> _Work order_
For the entries that follow, count the lines containing the string "Live" and write only the number.

──────────────────────────────

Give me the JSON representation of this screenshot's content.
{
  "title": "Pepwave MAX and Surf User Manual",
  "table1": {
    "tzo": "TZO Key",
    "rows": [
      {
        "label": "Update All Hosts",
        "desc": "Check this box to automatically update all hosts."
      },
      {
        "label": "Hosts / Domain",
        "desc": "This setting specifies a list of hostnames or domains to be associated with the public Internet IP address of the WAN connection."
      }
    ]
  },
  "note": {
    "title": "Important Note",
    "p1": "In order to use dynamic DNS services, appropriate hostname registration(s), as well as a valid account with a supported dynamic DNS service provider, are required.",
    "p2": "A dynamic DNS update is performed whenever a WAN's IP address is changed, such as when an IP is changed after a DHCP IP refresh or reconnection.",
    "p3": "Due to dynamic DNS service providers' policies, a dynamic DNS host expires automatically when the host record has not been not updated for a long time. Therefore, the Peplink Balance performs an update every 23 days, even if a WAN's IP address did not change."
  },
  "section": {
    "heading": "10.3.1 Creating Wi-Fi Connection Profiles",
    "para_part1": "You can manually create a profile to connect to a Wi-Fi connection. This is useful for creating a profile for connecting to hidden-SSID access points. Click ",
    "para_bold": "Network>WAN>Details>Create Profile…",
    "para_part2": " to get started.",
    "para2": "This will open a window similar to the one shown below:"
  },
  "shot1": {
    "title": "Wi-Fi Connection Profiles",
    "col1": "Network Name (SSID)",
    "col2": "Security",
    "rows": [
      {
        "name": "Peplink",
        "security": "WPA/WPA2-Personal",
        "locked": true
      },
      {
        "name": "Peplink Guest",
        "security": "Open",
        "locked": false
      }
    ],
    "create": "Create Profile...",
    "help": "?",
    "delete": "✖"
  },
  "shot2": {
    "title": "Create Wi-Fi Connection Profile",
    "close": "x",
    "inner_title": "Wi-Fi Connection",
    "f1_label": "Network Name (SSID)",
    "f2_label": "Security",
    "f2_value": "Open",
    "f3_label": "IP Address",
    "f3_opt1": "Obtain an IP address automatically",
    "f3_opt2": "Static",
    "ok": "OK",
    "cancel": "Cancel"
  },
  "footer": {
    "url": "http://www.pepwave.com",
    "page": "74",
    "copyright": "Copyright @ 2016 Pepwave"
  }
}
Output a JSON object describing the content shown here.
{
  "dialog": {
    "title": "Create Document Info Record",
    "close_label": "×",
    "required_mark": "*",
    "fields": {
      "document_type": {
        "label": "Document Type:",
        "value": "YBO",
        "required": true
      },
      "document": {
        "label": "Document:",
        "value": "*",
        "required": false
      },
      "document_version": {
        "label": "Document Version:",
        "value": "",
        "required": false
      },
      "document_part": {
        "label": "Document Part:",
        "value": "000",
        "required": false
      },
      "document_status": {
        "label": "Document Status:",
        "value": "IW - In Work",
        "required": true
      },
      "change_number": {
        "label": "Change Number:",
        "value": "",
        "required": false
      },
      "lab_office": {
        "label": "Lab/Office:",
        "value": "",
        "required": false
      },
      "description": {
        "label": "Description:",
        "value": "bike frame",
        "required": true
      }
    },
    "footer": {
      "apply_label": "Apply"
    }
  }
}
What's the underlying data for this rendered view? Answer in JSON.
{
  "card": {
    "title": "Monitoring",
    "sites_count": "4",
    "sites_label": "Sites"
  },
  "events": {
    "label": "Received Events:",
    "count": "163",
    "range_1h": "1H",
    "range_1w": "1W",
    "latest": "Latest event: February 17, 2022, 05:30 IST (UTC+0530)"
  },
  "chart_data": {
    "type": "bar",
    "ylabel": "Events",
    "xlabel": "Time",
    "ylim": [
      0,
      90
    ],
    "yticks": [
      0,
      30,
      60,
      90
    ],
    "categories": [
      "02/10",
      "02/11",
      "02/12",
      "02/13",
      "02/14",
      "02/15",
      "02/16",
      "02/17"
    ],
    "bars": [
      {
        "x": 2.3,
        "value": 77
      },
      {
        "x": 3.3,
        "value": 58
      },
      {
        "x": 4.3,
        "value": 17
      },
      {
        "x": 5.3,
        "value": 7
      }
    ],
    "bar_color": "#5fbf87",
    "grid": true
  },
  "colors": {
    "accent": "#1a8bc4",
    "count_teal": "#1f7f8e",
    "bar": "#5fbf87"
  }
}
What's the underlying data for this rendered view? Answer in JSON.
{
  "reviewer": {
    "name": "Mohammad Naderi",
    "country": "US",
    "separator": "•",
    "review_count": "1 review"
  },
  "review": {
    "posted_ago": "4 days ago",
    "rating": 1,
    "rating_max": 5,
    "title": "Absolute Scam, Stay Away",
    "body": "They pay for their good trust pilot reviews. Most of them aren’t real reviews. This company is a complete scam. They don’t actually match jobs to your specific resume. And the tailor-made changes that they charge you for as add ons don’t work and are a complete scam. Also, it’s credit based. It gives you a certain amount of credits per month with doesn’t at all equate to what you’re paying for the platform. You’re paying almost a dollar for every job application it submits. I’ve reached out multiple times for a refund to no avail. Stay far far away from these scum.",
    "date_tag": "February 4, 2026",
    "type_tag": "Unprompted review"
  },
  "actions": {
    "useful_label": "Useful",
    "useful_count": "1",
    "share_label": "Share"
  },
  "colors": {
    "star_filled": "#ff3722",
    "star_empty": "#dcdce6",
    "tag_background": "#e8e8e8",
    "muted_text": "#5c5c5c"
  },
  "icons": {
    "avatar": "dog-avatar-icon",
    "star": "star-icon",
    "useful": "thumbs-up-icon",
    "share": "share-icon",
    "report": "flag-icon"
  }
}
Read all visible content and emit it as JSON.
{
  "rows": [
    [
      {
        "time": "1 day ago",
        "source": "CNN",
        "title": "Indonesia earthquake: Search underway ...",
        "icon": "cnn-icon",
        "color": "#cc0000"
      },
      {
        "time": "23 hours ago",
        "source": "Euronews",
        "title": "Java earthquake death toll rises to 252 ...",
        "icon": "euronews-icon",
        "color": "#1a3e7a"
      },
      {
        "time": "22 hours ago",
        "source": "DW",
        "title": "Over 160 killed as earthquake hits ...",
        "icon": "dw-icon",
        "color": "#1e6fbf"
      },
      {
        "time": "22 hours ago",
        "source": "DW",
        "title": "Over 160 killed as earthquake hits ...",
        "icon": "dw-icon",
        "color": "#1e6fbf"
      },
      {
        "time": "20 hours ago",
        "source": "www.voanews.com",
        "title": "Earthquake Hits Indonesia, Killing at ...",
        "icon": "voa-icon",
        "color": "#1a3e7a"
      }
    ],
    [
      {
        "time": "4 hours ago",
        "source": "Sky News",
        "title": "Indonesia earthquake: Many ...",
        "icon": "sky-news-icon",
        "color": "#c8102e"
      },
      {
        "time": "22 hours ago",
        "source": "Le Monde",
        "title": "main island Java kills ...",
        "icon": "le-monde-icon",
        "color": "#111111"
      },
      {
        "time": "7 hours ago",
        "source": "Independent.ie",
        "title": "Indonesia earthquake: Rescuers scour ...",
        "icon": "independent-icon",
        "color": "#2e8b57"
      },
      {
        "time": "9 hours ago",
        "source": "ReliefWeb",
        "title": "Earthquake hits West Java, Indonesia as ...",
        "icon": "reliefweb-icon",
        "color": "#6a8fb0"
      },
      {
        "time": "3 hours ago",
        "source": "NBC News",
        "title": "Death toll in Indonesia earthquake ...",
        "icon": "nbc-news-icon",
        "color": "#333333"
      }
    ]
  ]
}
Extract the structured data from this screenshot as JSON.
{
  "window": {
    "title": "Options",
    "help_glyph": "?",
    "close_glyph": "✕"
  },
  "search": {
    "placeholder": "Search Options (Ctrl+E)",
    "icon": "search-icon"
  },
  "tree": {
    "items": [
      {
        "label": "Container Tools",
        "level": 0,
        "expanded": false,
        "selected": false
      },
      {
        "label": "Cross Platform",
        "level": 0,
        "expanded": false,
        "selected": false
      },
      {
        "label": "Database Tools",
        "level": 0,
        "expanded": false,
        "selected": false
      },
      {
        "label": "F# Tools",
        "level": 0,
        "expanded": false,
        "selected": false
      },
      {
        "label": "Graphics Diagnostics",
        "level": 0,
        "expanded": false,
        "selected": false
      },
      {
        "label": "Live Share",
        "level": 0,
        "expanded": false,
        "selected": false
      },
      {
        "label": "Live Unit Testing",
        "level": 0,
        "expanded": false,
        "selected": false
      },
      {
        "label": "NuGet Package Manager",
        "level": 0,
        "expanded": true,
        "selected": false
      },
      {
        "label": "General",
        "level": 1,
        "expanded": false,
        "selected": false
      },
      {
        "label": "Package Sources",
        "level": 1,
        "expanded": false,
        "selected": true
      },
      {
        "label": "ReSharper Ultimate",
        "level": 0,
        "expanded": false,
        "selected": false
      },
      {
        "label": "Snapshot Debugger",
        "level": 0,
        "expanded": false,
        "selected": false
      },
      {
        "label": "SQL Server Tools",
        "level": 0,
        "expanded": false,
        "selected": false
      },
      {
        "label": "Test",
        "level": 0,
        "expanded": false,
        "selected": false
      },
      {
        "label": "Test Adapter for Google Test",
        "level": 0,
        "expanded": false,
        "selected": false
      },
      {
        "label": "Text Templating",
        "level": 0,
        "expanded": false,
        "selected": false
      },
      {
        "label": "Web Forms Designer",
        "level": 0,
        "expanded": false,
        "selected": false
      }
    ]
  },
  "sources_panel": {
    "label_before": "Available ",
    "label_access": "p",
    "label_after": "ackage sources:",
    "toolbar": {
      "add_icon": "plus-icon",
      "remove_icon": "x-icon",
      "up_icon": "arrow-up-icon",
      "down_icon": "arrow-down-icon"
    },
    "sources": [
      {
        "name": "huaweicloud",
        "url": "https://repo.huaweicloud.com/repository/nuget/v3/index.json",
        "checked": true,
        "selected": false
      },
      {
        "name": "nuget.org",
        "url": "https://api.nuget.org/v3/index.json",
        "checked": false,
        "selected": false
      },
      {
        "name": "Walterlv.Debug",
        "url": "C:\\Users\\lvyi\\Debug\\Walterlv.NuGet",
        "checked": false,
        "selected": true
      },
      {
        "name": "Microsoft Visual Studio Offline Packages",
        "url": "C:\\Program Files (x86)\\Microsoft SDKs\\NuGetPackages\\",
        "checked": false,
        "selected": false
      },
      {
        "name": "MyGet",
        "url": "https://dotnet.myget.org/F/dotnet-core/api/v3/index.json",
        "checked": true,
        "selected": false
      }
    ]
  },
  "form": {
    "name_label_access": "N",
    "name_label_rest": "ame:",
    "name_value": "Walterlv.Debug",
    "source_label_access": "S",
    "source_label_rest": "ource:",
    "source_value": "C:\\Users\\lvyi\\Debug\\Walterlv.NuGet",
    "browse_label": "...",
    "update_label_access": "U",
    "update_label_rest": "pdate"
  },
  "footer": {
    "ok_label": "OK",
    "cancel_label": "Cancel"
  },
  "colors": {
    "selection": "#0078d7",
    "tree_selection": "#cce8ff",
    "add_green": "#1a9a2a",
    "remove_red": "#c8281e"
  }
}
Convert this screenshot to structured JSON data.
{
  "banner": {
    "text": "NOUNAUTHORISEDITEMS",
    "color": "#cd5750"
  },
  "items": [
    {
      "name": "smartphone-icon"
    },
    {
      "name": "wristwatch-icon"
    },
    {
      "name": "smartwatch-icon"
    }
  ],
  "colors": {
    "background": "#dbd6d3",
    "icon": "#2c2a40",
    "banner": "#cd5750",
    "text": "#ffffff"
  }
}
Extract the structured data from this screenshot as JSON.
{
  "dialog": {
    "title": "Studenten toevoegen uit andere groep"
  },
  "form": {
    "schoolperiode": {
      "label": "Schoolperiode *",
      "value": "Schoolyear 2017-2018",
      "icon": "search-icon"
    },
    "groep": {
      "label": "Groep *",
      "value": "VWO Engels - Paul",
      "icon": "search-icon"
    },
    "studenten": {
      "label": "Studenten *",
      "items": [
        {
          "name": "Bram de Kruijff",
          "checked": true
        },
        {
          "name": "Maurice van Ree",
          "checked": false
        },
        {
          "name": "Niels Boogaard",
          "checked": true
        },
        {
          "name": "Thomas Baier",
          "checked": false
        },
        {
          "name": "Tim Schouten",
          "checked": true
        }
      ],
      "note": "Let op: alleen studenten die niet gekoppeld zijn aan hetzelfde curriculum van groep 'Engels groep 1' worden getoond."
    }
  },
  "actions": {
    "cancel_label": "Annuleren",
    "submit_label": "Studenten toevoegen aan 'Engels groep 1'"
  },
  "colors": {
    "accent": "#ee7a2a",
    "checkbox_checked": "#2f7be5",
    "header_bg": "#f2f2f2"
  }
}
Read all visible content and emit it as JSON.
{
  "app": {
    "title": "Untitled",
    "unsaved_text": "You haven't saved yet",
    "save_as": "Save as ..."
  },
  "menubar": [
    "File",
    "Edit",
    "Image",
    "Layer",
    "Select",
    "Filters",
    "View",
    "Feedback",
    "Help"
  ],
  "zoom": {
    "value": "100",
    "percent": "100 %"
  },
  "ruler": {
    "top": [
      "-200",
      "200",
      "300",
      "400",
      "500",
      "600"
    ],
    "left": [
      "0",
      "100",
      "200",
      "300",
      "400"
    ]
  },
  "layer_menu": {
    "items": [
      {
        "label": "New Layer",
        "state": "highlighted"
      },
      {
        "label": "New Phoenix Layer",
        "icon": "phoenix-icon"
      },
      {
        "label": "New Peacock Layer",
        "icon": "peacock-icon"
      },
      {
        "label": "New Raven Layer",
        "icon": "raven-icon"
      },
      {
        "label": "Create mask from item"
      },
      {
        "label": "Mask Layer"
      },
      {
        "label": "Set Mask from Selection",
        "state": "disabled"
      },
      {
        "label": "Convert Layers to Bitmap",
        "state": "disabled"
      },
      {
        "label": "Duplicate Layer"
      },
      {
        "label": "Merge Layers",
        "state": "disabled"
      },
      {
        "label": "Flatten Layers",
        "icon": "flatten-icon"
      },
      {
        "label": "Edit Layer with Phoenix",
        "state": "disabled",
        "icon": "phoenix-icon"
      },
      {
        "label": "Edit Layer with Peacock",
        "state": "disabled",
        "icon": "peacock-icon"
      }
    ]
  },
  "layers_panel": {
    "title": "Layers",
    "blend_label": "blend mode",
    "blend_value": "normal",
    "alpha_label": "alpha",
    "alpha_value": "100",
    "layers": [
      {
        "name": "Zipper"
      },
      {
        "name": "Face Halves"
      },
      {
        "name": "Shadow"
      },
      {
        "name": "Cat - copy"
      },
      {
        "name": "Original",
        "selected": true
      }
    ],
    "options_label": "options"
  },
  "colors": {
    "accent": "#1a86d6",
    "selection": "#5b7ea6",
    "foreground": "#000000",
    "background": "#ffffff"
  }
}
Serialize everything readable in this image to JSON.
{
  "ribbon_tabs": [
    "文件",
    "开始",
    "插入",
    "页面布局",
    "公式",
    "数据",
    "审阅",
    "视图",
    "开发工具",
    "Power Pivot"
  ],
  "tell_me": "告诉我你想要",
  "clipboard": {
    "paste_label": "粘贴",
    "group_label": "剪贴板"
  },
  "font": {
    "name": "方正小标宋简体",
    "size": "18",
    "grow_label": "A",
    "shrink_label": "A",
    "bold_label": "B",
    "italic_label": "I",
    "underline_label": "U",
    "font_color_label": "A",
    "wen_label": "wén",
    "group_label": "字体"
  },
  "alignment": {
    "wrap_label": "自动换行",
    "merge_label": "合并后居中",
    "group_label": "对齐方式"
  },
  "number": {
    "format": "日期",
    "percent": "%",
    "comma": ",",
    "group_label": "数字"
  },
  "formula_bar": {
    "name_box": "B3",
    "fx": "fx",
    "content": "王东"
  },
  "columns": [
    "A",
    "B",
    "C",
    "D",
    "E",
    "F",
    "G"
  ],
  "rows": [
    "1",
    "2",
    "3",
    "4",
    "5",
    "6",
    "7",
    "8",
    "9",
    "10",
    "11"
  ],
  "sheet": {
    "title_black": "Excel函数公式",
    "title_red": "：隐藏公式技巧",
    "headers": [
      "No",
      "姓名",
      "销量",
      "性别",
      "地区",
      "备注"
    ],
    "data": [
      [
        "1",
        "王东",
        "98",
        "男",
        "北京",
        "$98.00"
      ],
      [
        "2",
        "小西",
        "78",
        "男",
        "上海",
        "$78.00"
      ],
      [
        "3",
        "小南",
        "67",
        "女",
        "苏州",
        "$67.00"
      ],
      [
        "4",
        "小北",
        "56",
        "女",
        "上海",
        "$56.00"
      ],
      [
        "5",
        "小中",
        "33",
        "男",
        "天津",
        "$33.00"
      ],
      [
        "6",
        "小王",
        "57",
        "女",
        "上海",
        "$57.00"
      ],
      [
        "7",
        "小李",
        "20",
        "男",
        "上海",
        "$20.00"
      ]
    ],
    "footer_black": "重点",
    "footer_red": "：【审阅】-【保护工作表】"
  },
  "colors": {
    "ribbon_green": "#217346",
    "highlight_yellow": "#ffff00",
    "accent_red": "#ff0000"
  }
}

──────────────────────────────

> _Task output_
2